Friday, October 11th 2019, 7:42 pm - Special weather statements are in effect across parts of the Maritimes for a strong system -- that's now been named Subtropical Storm Melissa -- set to bring heavy rain and strong winds for the start of the Thanksgiving long weekend.
A nor'easter that has been somewhat stalled off the Mid-Atlantic coast of the U.S. for the past several days was upgraded to Subtropical Storm Melissa by the U.S. National Hurricane Center (NHC) late Friday morning. While the change in status does not change its expected impact from wind and coastal flooding along portions of the Mid-Atlantic Coast and southeastern New England, the system is expected to slowly migrate north through the Thanksgiving weekend bringing locally heavy rain, and strong coastal winds to parts of Atlantic Canada.
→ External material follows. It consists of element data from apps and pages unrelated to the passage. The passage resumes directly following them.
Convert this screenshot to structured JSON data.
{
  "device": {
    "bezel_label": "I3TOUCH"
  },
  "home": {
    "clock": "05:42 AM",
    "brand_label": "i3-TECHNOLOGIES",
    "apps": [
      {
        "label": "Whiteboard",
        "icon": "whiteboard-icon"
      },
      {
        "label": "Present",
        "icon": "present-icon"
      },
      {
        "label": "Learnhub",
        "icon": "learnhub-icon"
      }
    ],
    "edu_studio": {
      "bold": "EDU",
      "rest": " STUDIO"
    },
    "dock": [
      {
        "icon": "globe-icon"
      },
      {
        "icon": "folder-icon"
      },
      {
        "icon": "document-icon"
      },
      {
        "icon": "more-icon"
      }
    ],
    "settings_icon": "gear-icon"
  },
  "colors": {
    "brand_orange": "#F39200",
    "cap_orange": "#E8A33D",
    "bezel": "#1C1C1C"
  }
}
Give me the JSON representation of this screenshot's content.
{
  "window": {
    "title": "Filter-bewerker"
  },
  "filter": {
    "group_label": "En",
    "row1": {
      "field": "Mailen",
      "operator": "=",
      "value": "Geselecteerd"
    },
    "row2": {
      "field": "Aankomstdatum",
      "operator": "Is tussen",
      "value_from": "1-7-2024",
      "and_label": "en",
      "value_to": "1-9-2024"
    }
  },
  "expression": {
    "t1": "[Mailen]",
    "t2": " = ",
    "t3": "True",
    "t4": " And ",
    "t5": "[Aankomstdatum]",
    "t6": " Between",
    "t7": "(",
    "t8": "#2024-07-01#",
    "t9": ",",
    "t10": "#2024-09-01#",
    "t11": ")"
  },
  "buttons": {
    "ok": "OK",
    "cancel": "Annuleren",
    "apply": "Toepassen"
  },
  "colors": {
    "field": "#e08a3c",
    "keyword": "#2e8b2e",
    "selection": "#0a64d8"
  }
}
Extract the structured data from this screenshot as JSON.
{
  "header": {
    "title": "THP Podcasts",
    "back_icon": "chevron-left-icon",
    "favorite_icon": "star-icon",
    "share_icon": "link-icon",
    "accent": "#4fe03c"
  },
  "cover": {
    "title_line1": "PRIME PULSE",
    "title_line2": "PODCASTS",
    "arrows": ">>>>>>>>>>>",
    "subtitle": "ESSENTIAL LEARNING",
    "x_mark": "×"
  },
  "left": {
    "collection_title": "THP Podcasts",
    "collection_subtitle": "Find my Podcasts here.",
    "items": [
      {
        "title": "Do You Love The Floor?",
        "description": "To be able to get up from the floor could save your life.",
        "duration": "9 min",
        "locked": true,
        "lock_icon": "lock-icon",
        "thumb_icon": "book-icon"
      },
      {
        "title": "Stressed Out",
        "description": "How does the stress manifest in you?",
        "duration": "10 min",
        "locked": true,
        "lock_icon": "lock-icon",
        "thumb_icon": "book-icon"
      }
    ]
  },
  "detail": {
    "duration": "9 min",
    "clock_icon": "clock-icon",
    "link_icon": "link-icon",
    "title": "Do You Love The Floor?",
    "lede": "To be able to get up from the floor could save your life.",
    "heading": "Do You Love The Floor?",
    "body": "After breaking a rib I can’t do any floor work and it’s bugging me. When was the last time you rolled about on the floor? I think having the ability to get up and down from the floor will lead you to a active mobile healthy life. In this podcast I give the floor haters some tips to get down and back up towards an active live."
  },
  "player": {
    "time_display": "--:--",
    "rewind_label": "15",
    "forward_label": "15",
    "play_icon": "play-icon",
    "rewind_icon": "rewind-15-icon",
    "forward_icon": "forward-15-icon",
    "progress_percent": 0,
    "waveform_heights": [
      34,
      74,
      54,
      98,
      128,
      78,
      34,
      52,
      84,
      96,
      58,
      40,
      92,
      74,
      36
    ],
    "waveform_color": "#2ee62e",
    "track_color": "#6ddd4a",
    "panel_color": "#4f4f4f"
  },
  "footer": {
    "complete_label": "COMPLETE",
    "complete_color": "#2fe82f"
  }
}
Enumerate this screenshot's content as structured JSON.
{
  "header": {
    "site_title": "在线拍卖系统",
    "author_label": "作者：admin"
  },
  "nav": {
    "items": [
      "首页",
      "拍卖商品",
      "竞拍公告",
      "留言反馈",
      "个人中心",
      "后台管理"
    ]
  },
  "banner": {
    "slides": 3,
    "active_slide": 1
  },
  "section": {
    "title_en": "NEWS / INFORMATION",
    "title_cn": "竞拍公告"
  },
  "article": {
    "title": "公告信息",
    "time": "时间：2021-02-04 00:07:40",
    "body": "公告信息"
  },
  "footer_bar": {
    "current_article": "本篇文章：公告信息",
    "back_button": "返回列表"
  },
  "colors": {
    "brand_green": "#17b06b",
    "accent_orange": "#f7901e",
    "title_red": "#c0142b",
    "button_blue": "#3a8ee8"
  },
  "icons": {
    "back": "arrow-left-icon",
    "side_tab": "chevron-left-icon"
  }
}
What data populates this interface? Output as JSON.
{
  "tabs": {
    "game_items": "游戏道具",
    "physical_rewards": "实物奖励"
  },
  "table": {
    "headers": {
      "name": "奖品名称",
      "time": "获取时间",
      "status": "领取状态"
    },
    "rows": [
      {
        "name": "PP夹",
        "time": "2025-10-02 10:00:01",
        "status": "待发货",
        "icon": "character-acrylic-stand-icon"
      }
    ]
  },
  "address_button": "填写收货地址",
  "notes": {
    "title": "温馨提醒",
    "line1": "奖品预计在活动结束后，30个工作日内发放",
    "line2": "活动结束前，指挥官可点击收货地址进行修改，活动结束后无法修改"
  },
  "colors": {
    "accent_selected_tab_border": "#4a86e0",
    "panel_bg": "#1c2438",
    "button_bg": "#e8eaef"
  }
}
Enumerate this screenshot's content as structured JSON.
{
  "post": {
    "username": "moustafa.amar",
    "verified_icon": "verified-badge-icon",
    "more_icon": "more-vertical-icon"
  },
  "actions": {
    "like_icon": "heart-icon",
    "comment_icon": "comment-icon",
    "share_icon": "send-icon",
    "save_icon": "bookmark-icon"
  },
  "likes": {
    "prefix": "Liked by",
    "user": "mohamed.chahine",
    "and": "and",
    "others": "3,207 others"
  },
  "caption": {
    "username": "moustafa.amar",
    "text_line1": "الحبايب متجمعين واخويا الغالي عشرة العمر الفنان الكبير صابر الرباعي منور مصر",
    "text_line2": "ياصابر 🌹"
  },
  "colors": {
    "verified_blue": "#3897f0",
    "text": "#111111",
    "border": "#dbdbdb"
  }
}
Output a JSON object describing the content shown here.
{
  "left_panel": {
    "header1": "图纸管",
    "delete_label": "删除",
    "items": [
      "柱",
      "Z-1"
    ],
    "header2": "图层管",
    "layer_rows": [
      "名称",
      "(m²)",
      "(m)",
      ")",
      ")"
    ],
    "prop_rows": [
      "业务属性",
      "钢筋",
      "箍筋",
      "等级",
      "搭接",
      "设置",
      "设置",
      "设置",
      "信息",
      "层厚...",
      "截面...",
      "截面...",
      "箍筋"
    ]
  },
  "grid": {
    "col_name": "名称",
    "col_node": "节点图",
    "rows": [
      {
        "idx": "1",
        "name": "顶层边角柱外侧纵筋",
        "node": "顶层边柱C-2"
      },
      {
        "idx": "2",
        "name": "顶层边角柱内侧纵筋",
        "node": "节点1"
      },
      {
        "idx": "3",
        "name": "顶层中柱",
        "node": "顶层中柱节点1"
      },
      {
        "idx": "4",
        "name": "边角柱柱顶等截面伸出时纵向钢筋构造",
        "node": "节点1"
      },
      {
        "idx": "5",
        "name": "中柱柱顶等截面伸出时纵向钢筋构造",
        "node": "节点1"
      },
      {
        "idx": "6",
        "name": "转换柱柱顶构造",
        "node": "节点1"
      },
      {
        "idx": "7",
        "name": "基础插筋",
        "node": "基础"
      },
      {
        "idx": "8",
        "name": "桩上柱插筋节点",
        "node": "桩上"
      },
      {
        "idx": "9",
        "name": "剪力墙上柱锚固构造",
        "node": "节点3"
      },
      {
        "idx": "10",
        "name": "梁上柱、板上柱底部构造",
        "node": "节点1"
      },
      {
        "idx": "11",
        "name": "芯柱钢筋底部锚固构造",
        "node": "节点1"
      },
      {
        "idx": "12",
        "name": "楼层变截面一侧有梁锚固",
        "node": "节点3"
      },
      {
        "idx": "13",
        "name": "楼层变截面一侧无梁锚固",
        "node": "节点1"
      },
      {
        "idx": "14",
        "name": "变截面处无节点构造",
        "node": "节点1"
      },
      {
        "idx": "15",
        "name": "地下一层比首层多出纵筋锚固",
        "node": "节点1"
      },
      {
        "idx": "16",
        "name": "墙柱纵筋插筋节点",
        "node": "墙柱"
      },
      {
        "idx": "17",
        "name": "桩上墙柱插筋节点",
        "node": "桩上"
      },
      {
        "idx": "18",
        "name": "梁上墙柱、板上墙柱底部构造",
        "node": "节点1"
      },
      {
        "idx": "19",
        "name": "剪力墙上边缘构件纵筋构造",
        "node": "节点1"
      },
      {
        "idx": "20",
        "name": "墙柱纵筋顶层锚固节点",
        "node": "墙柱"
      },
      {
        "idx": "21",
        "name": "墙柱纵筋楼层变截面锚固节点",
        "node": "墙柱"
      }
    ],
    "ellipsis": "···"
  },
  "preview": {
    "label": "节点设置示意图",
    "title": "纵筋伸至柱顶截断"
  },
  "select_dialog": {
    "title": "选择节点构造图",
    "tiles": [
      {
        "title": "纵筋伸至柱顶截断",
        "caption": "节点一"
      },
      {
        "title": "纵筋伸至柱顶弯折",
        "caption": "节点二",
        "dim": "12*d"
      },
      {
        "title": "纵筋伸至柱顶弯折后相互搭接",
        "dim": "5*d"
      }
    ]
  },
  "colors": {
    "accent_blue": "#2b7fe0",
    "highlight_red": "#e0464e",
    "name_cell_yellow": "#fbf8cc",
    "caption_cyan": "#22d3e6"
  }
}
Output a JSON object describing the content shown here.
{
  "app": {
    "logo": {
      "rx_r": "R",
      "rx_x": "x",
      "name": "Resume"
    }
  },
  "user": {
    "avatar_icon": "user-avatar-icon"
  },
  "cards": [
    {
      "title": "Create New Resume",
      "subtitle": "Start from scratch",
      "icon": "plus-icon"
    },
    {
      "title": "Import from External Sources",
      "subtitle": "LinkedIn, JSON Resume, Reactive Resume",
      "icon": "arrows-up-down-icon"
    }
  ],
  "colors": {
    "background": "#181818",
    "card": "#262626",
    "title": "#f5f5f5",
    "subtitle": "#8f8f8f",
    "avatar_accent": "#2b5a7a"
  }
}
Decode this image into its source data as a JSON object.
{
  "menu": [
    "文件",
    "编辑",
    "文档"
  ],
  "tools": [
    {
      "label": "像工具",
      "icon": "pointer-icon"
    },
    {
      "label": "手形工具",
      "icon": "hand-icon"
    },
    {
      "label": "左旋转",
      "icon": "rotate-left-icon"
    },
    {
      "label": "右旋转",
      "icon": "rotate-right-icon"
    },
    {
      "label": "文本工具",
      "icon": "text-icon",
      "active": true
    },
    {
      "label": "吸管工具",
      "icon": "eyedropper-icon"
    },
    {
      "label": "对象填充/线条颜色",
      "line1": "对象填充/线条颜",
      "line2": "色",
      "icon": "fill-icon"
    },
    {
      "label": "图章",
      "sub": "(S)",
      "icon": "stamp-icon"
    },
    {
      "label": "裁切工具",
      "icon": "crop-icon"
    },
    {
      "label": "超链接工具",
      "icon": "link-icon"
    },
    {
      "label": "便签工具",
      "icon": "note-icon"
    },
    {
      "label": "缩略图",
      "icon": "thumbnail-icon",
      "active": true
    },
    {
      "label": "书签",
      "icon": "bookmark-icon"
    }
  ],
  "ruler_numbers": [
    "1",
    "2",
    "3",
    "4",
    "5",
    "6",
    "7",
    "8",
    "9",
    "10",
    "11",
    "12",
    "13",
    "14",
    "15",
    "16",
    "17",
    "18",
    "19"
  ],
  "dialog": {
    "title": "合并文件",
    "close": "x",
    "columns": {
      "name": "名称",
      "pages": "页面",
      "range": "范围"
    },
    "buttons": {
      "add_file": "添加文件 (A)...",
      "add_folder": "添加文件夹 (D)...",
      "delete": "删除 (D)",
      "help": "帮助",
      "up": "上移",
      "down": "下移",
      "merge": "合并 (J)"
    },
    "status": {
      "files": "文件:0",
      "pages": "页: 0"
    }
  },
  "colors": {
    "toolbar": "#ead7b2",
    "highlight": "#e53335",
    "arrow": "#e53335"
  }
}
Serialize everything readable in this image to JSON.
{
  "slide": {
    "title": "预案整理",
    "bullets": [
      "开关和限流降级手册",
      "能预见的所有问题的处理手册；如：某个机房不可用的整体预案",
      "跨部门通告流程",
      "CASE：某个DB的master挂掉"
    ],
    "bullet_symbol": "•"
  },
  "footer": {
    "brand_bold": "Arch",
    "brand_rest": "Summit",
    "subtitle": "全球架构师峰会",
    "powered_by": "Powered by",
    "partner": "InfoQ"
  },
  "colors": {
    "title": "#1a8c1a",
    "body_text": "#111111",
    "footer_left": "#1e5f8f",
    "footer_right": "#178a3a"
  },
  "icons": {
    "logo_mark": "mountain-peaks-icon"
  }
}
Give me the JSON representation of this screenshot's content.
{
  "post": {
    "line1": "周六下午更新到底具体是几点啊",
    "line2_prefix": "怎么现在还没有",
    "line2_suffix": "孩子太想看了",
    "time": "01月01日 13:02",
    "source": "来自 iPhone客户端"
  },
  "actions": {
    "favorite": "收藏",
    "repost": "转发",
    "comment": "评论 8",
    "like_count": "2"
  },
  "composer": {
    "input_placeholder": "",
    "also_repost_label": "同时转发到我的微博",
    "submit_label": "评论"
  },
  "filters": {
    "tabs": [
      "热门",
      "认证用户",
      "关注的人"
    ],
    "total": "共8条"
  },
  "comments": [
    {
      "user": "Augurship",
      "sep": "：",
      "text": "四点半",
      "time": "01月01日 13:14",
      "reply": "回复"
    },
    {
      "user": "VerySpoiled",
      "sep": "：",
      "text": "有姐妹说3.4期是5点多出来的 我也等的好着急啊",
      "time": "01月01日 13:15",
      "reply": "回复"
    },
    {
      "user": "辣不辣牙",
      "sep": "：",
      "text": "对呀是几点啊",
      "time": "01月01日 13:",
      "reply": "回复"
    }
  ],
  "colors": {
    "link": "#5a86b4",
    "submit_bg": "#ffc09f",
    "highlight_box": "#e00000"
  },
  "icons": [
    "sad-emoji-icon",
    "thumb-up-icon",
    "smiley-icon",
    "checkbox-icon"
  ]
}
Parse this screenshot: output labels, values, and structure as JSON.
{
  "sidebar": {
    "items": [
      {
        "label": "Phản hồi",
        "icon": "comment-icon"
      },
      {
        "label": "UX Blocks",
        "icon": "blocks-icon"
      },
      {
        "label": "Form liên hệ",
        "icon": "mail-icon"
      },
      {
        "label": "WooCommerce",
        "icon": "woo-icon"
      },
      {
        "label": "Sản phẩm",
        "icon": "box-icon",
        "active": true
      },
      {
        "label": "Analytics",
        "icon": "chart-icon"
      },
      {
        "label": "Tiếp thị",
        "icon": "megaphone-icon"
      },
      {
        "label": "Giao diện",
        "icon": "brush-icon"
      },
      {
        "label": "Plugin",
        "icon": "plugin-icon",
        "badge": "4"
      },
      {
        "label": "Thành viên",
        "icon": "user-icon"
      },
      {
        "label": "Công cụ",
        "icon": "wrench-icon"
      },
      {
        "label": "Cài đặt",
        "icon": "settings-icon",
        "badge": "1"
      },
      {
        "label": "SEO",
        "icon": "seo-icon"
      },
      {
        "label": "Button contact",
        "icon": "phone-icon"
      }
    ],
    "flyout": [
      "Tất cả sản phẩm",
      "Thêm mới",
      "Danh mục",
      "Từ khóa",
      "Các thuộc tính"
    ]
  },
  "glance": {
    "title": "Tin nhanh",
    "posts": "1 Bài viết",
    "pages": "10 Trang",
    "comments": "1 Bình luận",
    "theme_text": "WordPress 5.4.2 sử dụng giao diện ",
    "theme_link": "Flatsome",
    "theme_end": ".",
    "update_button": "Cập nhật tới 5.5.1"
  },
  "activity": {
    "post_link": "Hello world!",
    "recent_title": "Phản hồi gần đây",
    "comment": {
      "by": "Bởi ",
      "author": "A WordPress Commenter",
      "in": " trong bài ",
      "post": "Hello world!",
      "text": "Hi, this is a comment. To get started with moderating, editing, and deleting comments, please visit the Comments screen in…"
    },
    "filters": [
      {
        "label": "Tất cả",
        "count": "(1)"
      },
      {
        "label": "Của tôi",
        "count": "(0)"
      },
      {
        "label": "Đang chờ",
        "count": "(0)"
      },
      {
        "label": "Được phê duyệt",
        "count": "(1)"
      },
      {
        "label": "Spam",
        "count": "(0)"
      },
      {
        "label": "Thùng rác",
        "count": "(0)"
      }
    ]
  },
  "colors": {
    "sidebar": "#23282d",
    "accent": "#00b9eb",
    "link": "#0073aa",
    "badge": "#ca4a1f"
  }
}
More on the timing and impact, below.
- Most of the Maritimes will be seeing rain by Saturday morning
- Rain continues over Newfoundland into early Sunday
- Gusty winds accompany this system
- Stay up-to-date on the ALERTS in your area
WATCH BELOW: TIMING THE RAIN AND WIND ACROSS ATLANTIC CANADA
The storm is not expected to actually make landfall, but its effects will still make for large waves and rough surf as it moves on its eastward track, south of Nova Scotia.
The storm's outer bands began impacting Nova Scotia late Friday, and rain will have spread across all three Atlantic provinces by Saturday morning, accompanied by strong winds gusting in the 70-80 km/h for coastal areas.
"Another area of low pressure forming north of Sub-Tropical Storm Melissa will give rainfall to the Maritimes tonight and Saturday," the Canadian Hurricane Centre said Friday night. "Over areas of southern Nova Scotia, 25 to 45 millimetres are forecast. A special weather statement was issued last night for the potential for significant rainfall."
Rain and strong winds will arrive across Newfoundland by Saturday. Winds along the south coast of Newfoundland will remain gusty through the day with widespread 50-70 km/h winds.
Rain will spread across the island through the afternoon, evening and overnight hours.